*** Block opens ***

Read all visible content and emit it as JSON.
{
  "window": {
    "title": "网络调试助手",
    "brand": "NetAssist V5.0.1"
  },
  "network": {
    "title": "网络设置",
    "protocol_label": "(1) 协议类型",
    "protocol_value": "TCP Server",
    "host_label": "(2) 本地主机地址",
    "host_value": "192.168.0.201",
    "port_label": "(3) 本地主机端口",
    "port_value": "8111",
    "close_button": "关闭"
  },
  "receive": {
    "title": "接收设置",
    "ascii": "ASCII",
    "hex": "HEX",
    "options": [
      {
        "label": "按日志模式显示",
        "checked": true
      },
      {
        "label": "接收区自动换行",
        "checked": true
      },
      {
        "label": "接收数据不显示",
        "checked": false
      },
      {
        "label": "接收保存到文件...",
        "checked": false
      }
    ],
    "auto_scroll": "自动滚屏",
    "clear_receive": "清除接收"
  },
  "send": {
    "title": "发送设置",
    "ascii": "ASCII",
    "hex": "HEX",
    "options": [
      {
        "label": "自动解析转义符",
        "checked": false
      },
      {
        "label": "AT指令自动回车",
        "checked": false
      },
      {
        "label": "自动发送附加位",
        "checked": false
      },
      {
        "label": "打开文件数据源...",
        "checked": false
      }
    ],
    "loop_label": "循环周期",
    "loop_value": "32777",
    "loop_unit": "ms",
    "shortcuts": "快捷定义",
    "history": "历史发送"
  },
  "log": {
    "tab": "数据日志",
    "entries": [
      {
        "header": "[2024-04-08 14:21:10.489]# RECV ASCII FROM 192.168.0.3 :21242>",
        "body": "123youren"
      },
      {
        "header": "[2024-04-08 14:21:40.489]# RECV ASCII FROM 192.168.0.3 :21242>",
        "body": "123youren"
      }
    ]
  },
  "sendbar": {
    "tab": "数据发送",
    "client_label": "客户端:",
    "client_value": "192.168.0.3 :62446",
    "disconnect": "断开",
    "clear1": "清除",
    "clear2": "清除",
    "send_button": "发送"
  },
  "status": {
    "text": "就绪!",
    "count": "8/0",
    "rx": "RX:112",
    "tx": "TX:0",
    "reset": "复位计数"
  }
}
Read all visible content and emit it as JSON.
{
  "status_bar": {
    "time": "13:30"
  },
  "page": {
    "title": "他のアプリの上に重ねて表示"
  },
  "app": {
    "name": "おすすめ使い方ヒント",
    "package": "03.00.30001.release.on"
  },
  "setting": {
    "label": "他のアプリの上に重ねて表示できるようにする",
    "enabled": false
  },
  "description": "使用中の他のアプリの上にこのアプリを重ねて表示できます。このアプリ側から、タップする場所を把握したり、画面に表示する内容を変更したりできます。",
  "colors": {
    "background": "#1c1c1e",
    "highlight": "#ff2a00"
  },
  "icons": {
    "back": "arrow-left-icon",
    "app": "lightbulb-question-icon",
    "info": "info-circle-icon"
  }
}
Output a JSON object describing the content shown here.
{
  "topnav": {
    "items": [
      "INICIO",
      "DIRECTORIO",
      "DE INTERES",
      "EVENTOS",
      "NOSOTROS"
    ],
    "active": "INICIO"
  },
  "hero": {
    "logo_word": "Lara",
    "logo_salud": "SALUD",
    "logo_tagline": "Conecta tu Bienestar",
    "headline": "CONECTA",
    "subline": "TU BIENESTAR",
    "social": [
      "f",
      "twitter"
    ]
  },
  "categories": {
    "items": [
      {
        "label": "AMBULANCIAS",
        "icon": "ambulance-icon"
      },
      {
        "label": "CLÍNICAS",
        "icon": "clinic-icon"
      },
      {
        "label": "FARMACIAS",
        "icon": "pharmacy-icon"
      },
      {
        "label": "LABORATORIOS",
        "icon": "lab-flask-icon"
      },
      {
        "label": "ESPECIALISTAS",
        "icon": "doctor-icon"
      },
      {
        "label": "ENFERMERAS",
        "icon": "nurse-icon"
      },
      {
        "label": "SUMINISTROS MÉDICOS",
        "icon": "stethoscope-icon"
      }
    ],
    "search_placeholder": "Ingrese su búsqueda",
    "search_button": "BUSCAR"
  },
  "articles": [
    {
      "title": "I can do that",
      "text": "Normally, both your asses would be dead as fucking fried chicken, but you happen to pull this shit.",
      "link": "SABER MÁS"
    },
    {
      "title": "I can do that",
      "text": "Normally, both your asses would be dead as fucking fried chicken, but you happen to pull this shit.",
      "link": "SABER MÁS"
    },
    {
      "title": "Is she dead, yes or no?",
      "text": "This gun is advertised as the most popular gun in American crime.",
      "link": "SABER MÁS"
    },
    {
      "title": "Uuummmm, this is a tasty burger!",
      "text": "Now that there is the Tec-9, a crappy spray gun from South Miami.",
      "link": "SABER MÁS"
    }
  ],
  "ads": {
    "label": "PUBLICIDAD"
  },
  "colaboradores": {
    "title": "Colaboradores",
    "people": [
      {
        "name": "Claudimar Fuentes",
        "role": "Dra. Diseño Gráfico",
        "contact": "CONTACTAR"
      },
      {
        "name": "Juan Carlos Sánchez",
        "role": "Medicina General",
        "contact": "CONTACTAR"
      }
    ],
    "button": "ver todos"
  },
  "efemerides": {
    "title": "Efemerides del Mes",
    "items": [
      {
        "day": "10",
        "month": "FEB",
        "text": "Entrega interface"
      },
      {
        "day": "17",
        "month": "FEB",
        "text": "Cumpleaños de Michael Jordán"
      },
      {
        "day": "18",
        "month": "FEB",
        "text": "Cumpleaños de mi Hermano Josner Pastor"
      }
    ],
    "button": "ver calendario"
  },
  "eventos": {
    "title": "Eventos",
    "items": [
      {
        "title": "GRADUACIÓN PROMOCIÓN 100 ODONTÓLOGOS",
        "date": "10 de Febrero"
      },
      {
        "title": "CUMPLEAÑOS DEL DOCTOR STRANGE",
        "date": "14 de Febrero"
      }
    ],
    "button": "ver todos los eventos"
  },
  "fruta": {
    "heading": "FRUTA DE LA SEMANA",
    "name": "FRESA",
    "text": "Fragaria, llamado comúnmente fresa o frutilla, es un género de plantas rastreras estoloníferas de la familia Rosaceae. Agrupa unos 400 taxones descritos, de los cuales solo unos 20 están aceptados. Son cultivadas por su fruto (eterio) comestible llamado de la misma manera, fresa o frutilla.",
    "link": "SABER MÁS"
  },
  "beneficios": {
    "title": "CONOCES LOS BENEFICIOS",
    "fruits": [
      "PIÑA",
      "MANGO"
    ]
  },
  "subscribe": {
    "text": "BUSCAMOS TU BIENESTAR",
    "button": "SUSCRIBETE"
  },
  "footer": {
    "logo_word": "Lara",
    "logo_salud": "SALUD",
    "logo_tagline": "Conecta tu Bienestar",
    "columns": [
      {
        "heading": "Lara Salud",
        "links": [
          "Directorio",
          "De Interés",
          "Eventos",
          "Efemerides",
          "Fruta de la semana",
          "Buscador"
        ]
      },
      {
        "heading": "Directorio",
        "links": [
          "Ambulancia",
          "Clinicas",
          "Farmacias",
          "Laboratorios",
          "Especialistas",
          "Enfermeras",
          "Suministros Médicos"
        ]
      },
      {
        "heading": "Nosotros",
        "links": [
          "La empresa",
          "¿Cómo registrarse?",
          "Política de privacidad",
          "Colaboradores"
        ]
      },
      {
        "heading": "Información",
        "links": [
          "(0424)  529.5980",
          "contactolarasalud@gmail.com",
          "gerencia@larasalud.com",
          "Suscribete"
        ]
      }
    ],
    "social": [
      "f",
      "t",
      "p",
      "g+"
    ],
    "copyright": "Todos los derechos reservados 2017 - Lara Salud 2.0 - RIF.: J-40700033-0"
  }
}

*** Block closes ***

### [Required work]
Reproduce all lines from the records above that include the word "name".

### [Completed exercise]
    "name": "おすすめ使い方ヒント",
        "name": "Claudimar Fuentes",
        "name": "Juan Carlos Sánchez",
    "name": "FRESA",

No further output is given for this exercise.